Autosmooth target Option and Command

During sweeping, a quad mesh is placed on each source surface.  Then the collection of nodes & quads from all the source surfaces is projected onto the target surface.  The autosmooth target command or sweep command options control the placement of the nodes onto the target surface.

Volume <range> autosmooth target [off|ON]

fixed imprints [on|OFF]

smart smooth [ON|off] tolerance <val 0.0 to 1.0=0.2>

nlayers <val >=0=5>

Issuing the command “Volume <id> autosmooth target off”, or using these options in the sweep command,  will project the source nodes onto the target without any subsequent smoothing to improve quality.  The result is that the relative placement of the nodes on the target will be as close to identical as possible to the relative placement of the node on the sources.  This should be used when sweeping models that are very thin, and smoothing of the target could result in significant skew introduced in the thin layers in the sweep.  Axisymmetric models might also want to turn OFF the autosmooth target so that the nodes are identically placed on the symmetry plane surfaces.

Issuing the command “Volume <id> autosmooth target on”, or using it as an option in the sweep command,  will call a surface smoother after the initial projection of the nodes onto the target in order to improve surface element quality.  This smoothing does not consider hex element quality, only quality of the target surface mesh.  This command will smooth all nodes on the target surface.  Adding the “fixed imprint on” keyword onto the command will cause the target nodes which are projections of source nodes on source curves and vertices to remain fixed during smoothing.  Only target nodes, which are projections of source surface nodes will be smoothed.  The “smart smooth on” option provides further control to the user.  If “smart smooth” is turned on, target surface smoothing will only move nodes which are within “nlayers” of a target surface quad element that has a scaled Jacobian quality measure less than the specified “tolerance” value.


While the basic sweeping algorithm requires a single target surface, the sweeping algorithm can also handle multiple target surfaces.

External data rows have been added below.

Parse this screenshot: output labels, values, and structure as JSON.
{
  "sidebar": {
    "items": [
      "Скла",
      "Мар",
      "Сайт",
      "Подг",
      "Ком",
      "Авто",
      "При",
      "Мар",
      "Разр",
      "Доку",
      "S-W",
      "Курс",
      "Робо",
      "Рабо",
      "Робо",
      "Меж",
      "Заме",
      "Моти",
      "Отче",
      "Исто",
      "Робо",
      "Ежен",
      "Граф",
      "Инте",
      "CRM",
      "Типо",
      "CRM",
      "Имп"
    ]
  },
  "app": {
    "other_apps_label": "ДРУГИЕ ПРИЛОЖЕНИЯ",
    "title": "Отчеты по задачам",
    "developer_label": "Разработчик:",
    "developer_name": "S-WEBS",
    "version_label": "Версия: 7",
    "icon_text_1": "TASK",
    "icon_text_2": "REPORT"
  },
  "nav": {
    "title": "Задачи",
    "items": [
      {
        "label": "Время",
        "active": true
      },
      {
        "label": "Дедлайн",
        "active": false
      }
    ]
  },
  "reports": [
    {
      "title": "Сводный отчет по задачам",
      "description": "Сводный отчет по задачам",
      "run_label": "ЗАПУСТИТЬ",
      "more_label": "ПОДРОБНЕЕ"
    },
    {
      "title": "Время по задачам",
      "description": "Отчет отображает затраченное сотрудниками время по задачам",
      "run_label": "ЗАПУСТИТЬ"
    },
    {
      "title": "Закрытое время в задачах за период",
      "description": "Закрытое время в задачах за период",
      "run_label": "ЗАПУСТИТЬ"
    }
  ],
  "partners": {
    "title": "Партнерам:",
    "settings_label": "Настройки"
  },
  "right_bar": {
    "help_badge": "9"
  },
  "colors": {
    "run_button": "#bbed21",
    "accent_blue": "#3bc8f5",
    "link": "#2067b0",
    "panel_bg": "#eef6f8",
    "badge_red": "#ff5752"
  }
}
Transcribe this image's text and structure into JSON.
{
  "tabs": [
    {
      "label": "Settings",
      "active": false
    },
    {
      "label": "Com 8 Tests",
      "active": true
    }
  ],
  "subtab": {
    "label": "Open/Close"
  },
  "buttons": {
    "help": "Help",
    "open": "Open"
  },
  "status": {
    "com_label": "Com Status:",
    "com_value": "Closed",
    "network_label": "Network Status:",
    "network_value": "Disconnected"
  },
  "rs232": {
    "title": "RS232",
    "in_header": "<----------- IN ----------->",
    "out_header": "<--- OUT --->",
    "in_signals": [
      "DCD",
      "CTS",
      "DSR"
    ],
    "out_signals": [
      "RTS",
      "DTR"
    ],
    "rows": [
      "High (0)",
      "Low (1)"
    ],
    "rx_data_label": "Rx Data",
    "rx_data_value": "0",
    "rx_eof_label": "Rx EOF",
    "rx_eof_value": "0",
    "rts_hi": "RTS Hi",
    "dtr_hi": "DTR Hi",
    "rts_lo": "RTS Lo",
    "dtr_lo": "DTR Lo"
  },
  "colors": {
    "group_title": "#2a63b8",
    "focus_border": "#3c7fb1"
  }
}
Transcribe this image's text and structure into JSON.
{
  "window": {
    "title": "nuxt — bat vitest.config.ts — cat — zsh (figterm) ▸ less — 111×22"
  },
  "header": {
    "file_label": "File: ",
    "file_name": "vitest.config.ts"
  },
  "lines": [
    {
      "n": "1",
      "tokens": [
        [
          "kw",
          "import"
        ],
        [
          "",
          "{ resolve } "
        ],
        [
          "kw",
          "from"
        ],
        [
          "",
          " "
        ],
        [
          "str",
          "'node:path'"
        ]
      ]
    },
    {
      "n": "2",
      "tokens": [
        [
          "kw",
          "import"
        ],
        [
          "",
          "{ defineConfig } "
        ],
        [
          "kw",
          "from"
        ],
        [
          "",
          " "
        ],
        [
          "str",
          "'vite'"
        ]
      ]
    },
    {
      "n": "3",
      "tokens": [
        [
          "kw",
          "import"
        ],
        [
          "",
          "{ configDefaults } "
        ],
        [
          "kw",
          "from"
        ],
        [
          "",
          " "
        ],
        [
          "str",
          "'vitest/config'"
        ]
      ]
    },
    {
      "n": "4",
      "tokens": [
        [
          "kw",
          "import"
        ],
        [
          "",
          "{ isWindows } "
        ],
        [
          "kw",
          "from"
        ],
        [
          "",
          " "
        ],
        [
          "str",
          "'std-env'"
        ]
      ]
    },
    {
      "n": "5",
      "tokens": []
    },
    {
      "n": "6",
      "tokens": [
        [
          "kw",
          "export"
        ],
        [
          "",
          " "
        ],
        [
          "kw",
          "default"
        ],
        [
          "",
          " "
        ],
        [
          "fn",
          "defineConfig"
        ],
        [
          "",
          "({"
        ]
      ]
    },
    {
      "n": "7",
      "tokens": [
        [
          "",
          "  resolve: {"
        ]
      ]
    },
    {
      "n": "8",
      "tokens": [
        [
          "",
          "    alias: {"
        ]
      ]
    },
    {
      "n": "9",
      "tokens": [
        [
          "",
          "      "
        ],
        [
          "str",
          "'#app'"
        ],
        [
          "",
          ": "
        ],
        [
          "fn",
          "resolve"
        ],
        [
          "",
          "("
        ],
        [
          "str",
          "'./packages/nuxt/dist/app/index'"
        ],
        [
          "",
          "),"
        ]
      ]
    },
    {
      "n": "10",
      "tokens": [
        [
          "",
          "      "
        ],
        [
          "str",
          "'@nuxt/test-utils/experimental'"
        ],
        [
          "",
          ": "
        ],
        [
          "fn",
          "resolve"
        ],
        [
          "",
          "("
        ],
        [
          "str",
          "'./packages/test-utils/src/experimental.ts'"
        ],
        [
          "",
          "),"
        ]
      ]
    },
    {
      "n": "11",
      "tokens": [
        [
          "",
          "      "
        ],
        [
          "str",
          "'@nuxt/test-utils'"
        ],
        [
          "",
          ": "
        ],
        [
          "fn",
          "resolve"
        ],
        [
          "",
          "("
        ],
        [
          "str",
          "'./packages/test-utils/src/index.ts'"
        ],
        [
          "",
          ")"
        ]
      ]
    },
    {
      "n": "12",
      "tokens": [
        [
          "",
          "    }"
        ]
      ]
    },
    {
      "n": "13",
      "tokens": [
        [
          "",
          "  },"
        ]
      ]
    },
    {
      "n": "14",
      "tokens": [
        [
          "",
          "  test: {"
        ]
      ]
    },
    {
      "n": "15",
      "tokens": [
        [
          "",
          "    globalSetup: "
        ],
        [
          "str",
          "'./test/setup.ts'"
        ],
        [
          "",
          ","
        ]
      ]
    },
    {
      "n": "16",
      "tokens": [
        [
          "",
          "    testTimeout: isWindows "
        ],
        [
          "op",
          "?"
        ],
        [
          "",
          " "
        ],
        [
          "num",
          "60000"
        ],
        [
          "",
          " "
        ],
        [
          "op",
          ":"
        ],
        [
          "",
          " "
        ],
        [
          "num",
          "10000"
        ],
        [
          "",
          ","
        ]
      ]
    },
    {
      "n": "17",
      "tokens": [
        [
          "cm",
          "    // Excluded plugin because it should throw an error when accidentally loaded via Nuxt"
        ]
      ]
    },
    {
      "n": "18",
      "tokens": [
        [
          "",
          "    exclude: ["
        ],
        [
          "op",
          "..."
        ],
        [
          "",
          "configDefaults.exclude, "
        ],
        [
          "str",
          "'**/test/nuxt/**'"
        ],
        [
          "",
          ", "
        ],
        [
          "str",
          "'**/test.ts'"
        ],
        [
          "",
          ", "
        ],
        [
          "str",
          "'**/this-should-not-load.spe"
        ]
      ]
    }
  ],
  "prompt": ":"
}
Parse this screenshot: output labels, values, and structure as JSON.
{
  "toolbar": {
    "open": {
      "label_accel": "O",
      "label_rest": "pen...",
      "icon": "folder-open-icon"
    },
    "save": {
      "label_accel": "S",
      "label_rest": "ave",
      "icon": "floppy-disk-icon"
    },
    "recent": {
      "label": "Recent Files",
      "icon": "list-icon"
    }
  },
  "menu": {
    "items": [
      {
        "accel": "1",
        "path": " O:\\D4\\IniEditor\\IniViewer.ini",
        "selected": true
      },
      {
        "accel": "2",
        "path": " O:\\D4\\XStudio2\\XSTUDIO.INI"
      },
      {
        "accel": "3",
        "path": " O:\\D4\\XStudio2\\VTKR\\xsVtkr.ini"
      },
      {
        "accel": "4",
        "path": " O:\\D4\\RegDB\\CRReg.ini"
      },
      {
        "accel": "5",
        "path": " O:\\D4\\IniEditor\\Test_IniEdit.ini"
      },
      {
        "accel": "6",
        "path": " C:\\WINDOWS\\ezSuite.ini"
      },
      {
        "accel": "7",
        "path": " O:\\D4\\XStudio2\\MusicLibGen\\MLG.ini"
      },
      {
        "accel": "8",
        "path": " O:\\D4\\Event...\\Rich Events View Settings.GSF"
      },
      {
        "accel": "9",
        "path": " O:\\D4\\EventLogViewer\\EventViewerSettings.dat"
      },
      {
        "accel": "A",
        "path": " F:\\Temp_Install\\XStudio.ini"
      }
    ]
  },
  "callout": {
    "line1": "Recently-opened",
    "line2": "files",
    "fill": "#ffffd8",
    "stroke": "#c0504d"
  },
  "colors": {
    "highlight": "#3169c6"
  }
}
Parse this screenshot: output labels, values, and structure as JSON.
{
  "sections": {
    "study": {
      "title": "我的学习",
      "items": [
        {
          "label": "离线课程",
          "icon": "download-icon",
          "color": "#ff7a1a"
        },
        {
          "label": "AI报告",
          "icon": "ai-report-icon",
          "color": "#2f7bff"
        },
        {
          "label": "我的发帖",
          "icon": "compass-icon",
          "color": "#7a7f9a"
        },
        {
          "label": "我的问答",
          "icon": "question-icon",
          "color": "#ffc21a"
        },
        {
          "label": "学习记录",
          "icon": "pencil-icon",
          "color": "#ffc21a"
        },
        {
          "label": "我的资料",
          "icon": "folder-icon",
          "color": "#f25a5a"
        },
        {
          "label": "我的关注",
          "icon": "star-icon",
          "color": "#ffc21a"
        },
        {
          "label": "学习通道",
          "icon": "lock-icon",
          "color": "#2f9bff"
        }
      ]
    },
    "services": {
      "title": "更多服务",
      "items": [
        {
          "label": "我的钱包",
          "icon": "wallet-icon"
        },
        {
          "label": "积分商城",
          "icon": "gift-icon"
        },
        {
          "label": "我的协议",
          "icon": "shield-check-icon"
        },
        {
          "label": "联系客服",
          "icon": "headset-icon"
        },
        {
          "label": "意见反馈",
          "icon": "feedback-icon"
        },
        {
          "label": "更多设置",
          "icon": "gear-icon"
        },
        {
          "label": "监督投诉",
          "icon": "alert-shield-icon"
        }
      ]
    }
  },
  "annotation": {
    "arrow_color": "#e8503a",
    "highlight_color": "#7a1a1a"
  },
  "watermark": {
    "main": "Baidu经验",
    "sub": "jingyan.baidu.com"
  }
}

The multisweep algorithm works by recognizing possible mesh and topology conflicts between the source and target surfaces and works to resolve these conflicts through the use of the virtual geometry capabilities in CUBIT. Figure 4 shows some examples of volumes which have been meshed with the multisweep algorithm.

Figure 4. Examples of Multisweep meshes.

Linear: If this option is active and/or target surfaces are omitted from the scheme setting command, CUBIT will determine source and target surfaces (See Automatic Scheme Selection). Sweeping can be further automated using the "sweep groups" command.